WO1996039968A1 *Jun 5, 1996Dec 19, 1996Eggers Philip EElectrosurgical generator cable
WO1997001305A1 *Jun 26, 1996Jan 16, 1997Symbiosis CorporationBipolar endoscopic surgical scissor blades and instrument incorporating the same
WO1999012488A1Sep 8, 1998Mar 18, 1999Sherwood Services AgBipolar instrument for vessel fusion
WO1999023933A3 *Nov 11, 1998Jul 15, 1999Valleylab IncBipolar electrosurgical instrument with replaceable electrodes
WO1999023959A1 *Nov 11, 1998May 20, 1999Valleylab, Inc.Bipolar electrosurgical instrument for sealing vessels
WO2002007627A1Apr 6, 2001Jan 31, 2002Sherwood Services AgBipolar electrosurgical forceps with non-conductive stop members
WO2002080784A1Apr 6, 2001Oct 17, 2002Sherwood Services AgElectrosurgical instrument reducing thermal spread
WO2002080785A1Apr 6, 2001Oct 17, 2002Sherwood Services AgElectrosurgical instrument reducing flashover
WO2002080786A1Apr 6, 2001Oct 17, 2002Sherwood Services AgElectrosurgical instrument which reduces collateral damage to adjacent tissue
WO2002080794A1Apr 6, 2001Oct 17, 2002Sherwood Services AgVessel sealer and divider
WO2002080797A1Apr 6, 2001Oct 17, 2002Sherwood Services AgVessel sealing instrument
WO2002080799A1Jan 22, 2002Oct 17, 2002Sherwood Services AgVessel sealer and divider
WO2004032777A1Sep 11, 2003Apr 22, 2004Sherwood Services AgElectrode assembly for sealing and cutting tissue and method for performing same
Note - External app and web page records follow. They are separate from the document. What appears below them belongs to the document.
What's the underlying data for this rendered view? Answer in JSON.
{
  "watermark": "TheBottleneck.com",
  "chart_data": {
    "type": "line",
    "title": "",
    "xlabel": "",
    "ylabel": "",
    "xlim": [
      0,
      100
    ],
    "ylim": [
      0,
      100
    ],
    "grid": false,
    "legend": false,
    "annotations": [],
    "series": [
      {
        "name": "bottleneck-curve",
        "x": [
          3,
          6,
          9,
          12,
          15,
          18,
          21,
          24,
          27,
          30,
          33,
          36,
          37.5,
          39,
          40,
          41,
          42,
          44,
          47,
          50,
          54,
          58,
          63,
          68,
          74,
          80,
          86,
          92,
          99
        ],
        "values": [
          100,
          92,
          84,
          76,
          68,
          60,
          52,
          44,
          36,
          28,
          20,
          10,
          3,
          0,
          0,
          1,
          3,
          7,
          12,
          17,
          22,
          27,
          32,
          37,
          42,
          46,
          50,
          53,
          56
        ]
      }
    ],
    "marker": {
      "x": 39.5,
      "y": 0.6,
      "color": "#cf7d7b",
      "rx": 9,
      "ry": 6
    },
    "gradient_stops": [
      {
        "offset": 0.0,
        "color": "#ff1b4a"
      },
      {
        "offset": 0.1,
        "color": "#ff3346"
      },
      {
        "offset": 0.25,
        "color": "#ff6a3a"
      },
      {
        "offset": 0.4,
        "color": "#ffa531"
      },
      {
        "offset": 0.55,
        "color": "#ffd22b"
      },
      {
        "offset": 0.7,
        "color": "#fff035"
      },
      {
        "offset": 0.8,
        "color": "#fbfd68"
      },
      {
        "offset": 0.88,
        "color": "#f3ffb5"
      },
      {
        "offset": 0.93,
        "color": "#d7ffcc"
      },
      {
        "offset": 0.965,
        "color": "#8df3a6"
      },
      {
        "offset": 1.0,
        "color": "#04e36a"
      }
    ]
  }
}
WO2004073490A2Feb 6, 2004Sep 2, 2004Sherwood Services AgVessel sealer and divider and method of manufacturing same
Classifications
U.S. Classification606/48, 606/41, 606/51, 606/47
International ClassificationA61B17/32, A61B18/12, A61B18/14
Cooperative ClassificationA61B18/1402, A61B2018/00107, A61B2018/0066, A61B2018/1415, A61B17/320016, A61B18/12, A61B18/1445, A61B2017/0088, A61B2018/00083, A61B2018/126, A61B2018/1412, A61B18/1206, A61B2018/146, A61B2018/00119, A61B2018/1213, A61B18/1815, A61B2018/1861, A61B2090/034
European ClassificationA61B18/12G, A61B18/12, A61B18/14F2
Legal Events
DateCodeEventDescription
Jun 29, 1995ASAssignment
Owner name: HEMOSTATIC SURGERY CORPORATION, CAYMAN ISLANDS
Free format text: ASSIGNMENT OF ASSIGNORS INTEREST;ASSIGNORS:EGGERS, PHILIP E.;EGGERS, ANDREW R.;REEL/FRAME:007532/0357
Effective date: 19950620
Apr 6, 1998ASAssignment
Owner name: CHASE MANHATTAN BANK, AS ADMINISTRATIVE AGENT, THE
Free format text: SECURITY INTEREST;ASSIGNORS:CONMED CORPORATION (NY CORPORATION);ASPEN LABORATORIES, INC. (CO CORPORATION);CONMED ANDOVER MEDICAL, INC. (NY CORPORATION);AND OTHERS;REEL/FRAME:009187/0010
Effective date: 19971231
Feb 24, 1999FPAYFee payment
Year of fee payment: 4
Jun 27, 2003FPAYFee payment
Year of fee payment: 8
Jul 16, 2007FPAYFee payment
Year of fee payment: 12